Why Kenenisa Bekele Suffered An Achilles Injury
On the track, Bekele predominantly uses a forefoot strike and maintains his forefoot strike mechanics due to racing flats.
Racing flats lack compressible material at the midsole and heel. Furthermore, absent of under-heel cushioning increases ankle plantar flexion at touchdown, therefore heel strike is avoided during running. Racing flats also provide enough sensory feedback to texturally distinguish ground-surface characteristics, aiding in non-aggressive footfalls.

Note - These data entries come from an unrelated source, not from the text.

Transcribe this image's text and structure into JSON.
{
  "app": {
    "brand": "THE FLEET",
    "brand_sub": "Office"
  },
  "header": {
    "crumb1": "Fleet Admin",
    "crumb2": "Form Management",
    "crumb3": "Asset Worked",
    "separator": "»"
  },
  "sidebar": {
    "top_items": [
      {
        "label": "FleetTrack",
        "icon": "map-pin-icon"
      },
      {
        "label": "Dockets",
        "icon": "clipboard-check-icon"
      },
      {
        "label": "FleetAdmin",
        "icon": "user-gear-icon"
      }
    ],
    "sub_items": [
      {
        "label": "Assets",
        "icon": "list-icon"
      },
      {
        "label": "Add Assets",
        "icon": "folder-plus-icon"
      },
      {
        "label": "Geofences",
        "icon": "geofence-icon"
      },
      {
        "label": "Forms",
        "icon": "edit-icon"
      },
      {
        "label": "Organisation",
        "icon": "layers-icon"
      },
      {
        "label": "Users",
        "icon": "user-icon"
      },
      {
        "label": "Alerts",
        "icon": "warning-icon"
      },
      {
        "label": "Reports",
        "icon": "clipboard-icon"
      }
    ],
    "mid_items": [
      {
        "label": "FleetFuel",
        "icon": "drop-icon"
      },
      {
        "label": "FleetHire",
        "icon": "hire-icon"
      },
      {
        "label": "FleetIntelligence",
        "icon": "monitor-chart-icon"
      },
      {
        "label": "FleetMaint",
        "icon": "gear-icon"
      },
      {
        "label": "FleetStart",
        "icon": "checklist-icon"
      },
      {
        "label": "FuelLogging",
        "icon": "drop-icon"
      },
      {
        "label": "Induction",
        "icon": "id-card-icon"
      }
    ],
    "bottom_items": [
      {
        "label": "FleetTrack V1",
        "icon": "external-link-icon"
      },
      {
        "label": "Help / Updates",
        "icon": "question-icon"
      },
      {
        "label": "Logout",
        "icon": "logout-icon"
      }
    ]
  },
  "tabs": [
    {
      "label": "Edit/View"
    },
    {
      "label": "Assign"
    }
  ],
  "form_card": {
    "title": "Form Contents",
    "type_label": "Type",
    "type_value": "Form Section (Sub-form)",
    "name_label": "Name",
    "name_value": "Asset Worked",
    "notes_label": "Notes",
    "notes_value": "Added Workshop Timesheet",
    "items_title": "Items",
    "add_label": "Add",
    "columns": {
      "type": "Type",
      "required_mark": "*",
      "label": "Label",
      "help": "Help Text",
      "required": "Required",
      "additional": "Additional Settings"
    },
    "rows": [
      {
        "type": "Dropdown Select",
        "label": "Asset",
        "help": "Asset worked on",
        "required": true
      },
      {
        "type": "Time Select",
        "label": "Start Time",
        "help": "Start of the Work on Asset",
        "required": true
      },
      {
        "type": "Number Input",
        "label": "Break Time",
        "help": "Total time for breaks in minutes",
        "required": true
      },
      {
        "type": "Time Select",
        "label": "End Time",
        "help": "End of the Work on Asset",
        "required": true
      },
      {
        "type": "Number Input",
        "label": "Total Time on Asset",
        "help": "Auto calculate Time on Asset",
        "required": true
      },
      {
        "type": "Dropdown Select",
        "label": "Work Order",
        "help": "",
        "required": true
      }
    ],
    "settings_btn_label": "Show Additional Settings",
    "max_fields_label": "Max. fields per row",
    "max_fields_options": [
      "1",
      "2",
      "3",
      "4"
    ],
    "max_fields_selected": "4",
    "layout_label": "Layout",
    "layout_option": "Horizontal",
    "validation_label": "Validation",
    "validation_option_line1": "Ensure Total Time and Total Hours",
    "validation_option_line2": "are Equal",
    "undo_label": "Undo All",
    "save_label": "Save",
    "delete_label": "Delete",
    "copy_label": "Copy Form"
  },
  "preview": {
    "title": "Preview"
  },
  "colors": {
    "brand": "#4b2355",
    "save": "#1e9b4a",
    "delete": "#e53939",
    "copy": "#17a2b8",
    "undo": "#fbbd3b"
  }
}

Essentially, racing flats give a better ‘ground feel’ thanks to greater information sent from the plantar proprioceptors to the somatosensory cortex and brain stem which initiate impact-reducing movements. However, on the roads, Bekele wears regular running shoes which interfere with these proprioceptive processes, subsequently triggering high impact movements.
Regular Running Shoes Cause Bekele to Heel Strike
Researchers have catalogued the impact variables associated with running-related Achilles injury, these include high ground reaction forces and loading rates in the vertical direction –both of which are higher in heel strike running than in forefoot running.
Regular running shoes attract Achilles injury by reducing proprioceptive fields, resulting in faulty movement behaviors during running. This can be seen in the picture below, of Bekele showing a strikingly different landing strategy in regular running shoes as compared with racing flats.
This is nothing out of the ordinary because most habitually shod joggers run like this. Like most shod joggers, Bekele demonstrates more knee extension and ankle dorsiflexion at touchdown in regular running shoes as compared with his racing flats. These actions create an ocean of problems on the Achilles tendon.
- Increased knee extension and ankle dorsiflexion at touchdown gives the opportunity to heel strike, exposing the Achilles tendon to vertical loading and vertical ground reaction forces.
- Compressible shoe cushioning may cause rapid, unwanted rearfoot movements during the swing phase, exerting more physical force on the Achilles.
What if Bekele wore racing flats during his marathon training and competition? At least he would have expressed the primivate standards of forefoot running –simulated barefoot-like mechanics.
But isn’t Bekele well-adapted to sustain his forefoot strike in regular running shoes?
The problem is, adequate forefoot strike mechanics depends on the intensity and patterns of proprioceptive signalling. In all cases, compressible materials affect proprioceptive input, output and feedback loops, resulting in a number of interrelated challenges that such an habitually barefoot runner would have to overcome. Ultimately, researchers have a good idea of how joints and reflexes work –they respond accordingly to proprioception. From this, the predicted outcome is easy to understand — if you don’t have enough proprioception, you are going to have irregular responses in movement.
The Take Home Message
Achilles injury suffered during marathon training is labelled as an ‘overuse injury’ when it should be labelled at as an impact-related injury due to proprioceptive dysfunction. Based on Bekele’s shod-induced foot strike variability on the road, the sudden alteration in foot strike probably led to an extremely sharp rise vertical transmitted force, which caused his Achilles injury, not the increase in mileage.
Here are More Injury Caused By Cushioned Running Shoes:
Robbins SE and Hanna AM. Running-related injury prevented through barefoot adaptations. Med Sci Sport Exerc, 1987; 19(2):148-156.
BSc Neurobiology; MSc Biomechanics candidate, ultra minimalist runner & founder of RunForefoot. I was a heel striker, always injured. I was inspired by the great Tirunesh Dibaba to try forefoot running. Now, I'm injury free. This is why I launched Run Forefoot, to advocate the health & performance benefits of forefoot running and to raise awareness on the dangers of heel striking, because the world needs to know.